The appearance of "Psychological Warfare" prompted L.W. Bailey to write in to the LRB, suggesting that Reed began the poem not in the 1950s, as Stallworthy proposes, but as early as 1944, while the two were serving at Bletchley Park (April 25, 1991):
At the time he and I were stationed at Bletchley, he as a civilian and I as a soldier, and having been acquainted as fellow students at Birmingham University, we saw a great deal of each other. His civilian billet was a welcome refuge where I spent many congenial evenings during which he would read me extracts from work in progress, including the war poems. Some parts of the rather lengthy poem you have published seem familiar, though I could not swear to that: but I do know that he would write verse over long periods, sometimes years, before feeling he could do no more with the poem in question. I certainly think he would have revised and drastically shortened 'Psychological Warfare': but by 1950 I am sure he had put his wartime experiences well behind him.
Reed's "civilian billet," we recall, was a rooming house let by a Mrs. Buck (the mathematician Jack Good was assigned to the same house).
Lionel W. "Bill" Bailey was a well-known member of the Sherlock Holmes Society of London, and published a book of essays and observations, The Scandal Behind the "Scandal" and Other Attacks of Sherlockhomania (available from The Battered Silicon Dispatch Box). Bailey died in 2004.

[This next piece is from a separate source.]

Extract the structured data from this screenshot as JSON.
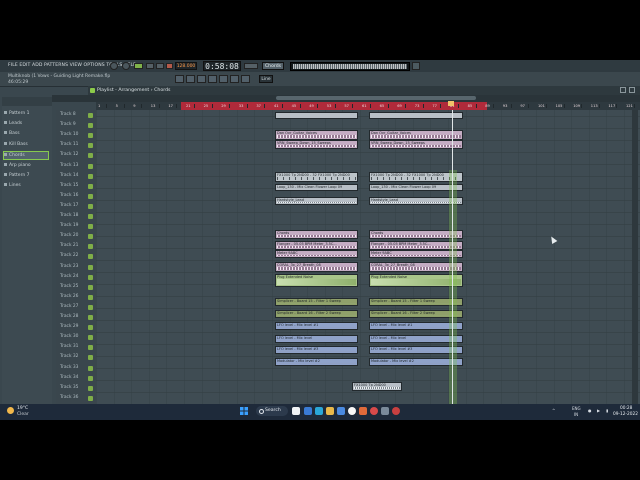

In September of 1991, with Reed's Collected Poems on the verge of publication, the LRB printed Reed's poem "L'Envoi," amidst a version of Stallworthy's Introduction, "A Life of Henry Reed" (September 12, 1991, pp. 18-19). This prompted two responses. The first came from the editor James MacGibbon, who provided an example of Reed's astounding, editorial memory ("Henry Lets Her Have It," October 10, 1991):

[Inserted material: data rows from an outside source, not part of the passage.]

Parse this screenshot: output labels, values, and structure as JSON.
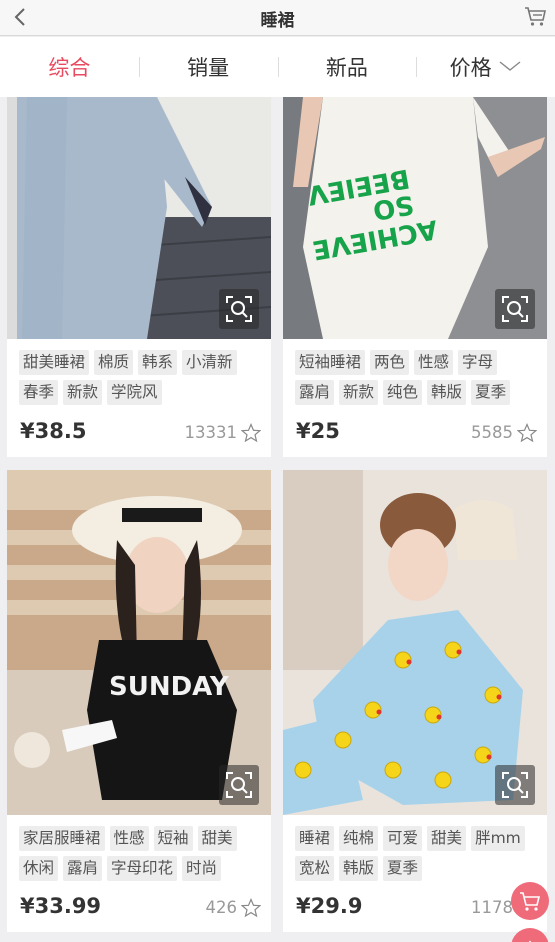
{
  "header": {
    "title": "睡裙",
    "back_icon": "chevron-left-icon",
    "cart_icon": "cart-icon"
  },
  "sort": {
    "items": [
      {
        "label": "综合",
        "active": true
      },
      {
        "label": "销量",
        "active": false
      },
      {
        "label": "新品",
        "active": false
      },
      {
        "label": "价格",
        "active": false
      }
    ]
  },
  "products": [
    {
      "tags": [
        "甜美睡裙",
        "棉质",
        "韩系",
        "小清新",
        "春季",
        "新款",
        "学院风"
      ],
      "price": "¥38.5",
      "sales": "13331"
    },
    {
      "tags": [
        "短袖睡裙",
        "两色",
        "性感",
        "字母",
        "露肩",
        "新款",
        "纯色",
        "韩版",
        "夏季"
      ],
      "price": "¥25",
      "sales": "5585"
    },
    {
      "tags": [
        "家居服睡裙",
        "性感",
        "短袖",
        "甜美",
        "休闲",
        "露肩",
        "字母印花",
        "时尚"
      ],
      "price": "¥33.99",
      "sales": "426"
    },
    {
      "tags": [
        "睡裙",
        "纯棉",
        "可爱",
        "甜美",
        "胖mm",
        "宽松",
        "韩版",
        "夏季"
      ],
      "price": "¥29.9",
      "sales": "1178"
    }
  ],
  "photo_text": {
    "p1": "BELIEVE SO ACHIEVE",
    "p2": "SUNDAY"
  },
  "colors": {
    "accent": "#e84a5f",
    "float_button": "#f06b7a"
  }
}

Henry, knowing he needed some kind of psychiatric help, had read and admired the works of Melanie Klein ('Eine Kleine Nachtmusik' was the felicitous title, I think, of one of the Hilda Tablet radio series). When I told him, teasingly, that I was going to the theatre with her he asked to join us, and he did. After the performance she invited us back to her flat for coffee and little Viennese cakes. Almost before we were seated, Henry, a shy man, said: 'Mrs Klein, I want to tell you how much I admire your books.' She, who had a good sense of humour, replied, wagging a finger in amusement: 'Young man, people are always telling me that and then I find they haven't read my books!' Henry then reeled off one or two misprints with page numbers. A happy evening ended with great success!
(We shall have to add Klein's flat to our list of places Reed visited.)

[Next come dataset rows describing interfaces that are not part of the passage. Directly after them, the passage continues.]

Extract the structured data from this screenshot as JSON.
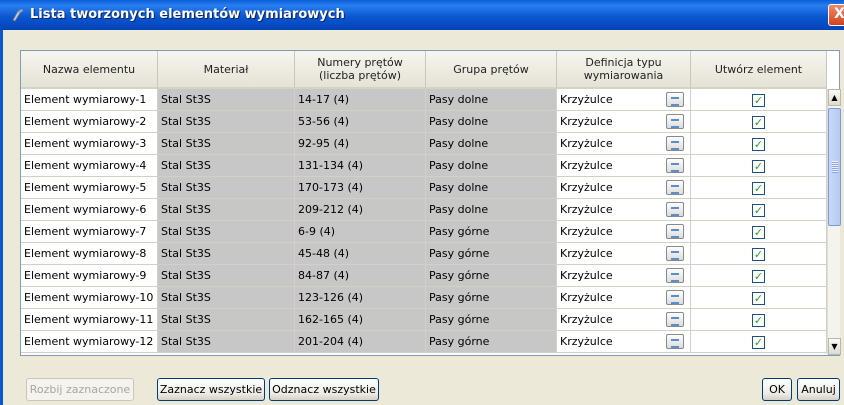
{
  "window": {
    "title": "Lista tworzonych elementów wymiarowych",
    "close_label": "X"
  },
  "table": {
    "headers": [
      "Nazwa elementu",
      "Materiał",
      "Numery prętów (liczba prętów)",
      "Grupa prętów",
      "Definicja typu wymiarowania",
      "Utwórz element"
    ],
    "rows": [
      {
        "name": "Element wymiarowy-1",
        "material": "Stal St3S",
        "bars": "14-17 (4)",
        "group": "Pasy dolne",
        "definition": "Krzyżulce",
        "create": true
      },
      {
        "name": "Element wymiarowy-2",
        "material": "Stal St3S",
        "bars": "53-56 (4)",
        "group": "Pasy dolne",
        "definition": "Krzyżulce",
        "create": true
      },
      {
        "name": "Element wymiarowy-3",
        "material": "Stal St3S",
        "bars": "92-95 (4)",
        "group": "Pasy dolne",
        "definition": "Krzyżulce",
        "create": true
      },
      {
        "name": "Element wymiarowy-4",
        "material": "Stal St3S",
        "bars": "131-134 (4)",
        "group": "Pasy dolne",
        "definition": "Krzyżulce",
        "create": true
      },
      {
        "name": "Element wymiarowy-5",
        "material": "Stal St3S",
        "bars": "170-173 (4)",
        "group": "Pasy dolne",
        "definition": "Krzyżulce",
        "create": true
      },
      {
        "name": "Element wymiarowy-6",
        "material": "Stal St3S",
        "bars": "209-212 (4)",
        "group": "Pasy dolne",
        "definition": "Krzyżulce",
        "create": true
      },
      {
        "name": "Element wymiarowy-7",
        "material": "Stal St3S",
        "bars": "6-9 (4)",
        "group": "Pasy górne",
        "definition": "Krzyżulce",
        "create": true
      },
      {
        "name": "Element wymiarowy-8",
        "material": "Stal St3S",
        "bars": "45-48 (4)",
        "group": "Pasy górne",
        "definition": "Krzyżulce",
        "create": true
      },
      {
        "name": "Element wymiarowy-9",
        "material": "Stal St3S",
        "bars": "84-87 (4)",
        "group": "Pasy górne",
        "definition": "Krzyżulce",
        "create": true
      },
      {
        "name": "Element wymiarowy-10",
        "material": "Stal St3S",
        "bars": "123-126 (4)",
        "group": "Pasy górne",
        "definition": "Krzyżulce",
        "create": true
      },
      {
        "name": "Element wymiarowy-11",
        "material": "Stal St3S",
        "bars": "162-165 (4)",
        "group": "Pasy górne",
        "definition": "Krzyżulce",
        "create": true
      },
      {
        "name": "Element wymiarowy-12",
        "material": "Stal St3S",
        "bars": "201-204 (4)",
        "group": "Pasy górne",
        "definition": "Krzyżulce",
        "create": true
      }
    ]
  },
  "buttons": {
    "split": "Rozbij zaznaczone",
    "select_all": "Zaznacz wszystkie",
    "deselect_all": "Odznacz wszystkie",
    "ok": "OK",
    "cancel": "Anuluj"
  },
  "colors": {
    "titlebar": "#0b57d0",
    "readonly_cell": "#c7c7c7",
    "checkmark": "#21a121",
    "dialog_bg": "#ece9d8"
  }
}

This was followed closely by Ed Leimbacher, who penned a lovely reminiscence of his family's friendship with Reed, which began in 1964 when Reed was hired as a Visiting Professor at the University of Washington, Seattle ("Henry's Friends," October 24, 1991, p. 4). It remains one of my favorite discoveries.
After the publication of the Collected Poems, the critic Frank Kermode contributed a very personal review, recollecting time spent with Reed both in Seattle and London ("Part and Pasture," December 5, 1991, p. 17). Kermode makes a small but crucial error in his article, reversing Reed's substitution of "duellis" (battles) for Horace's "puellis" (girls) in the epigraph to "Naming of Parts." The mistake was caught by the historian Frank W. Walbank, though he did not realize a transposition had occurred ("Vidi," December 19, 1991).
Kermode's (corrected) article eventually became the Preface to the paperback edition of Henry Reed's Collected Poems, published by Carcanet in 2007.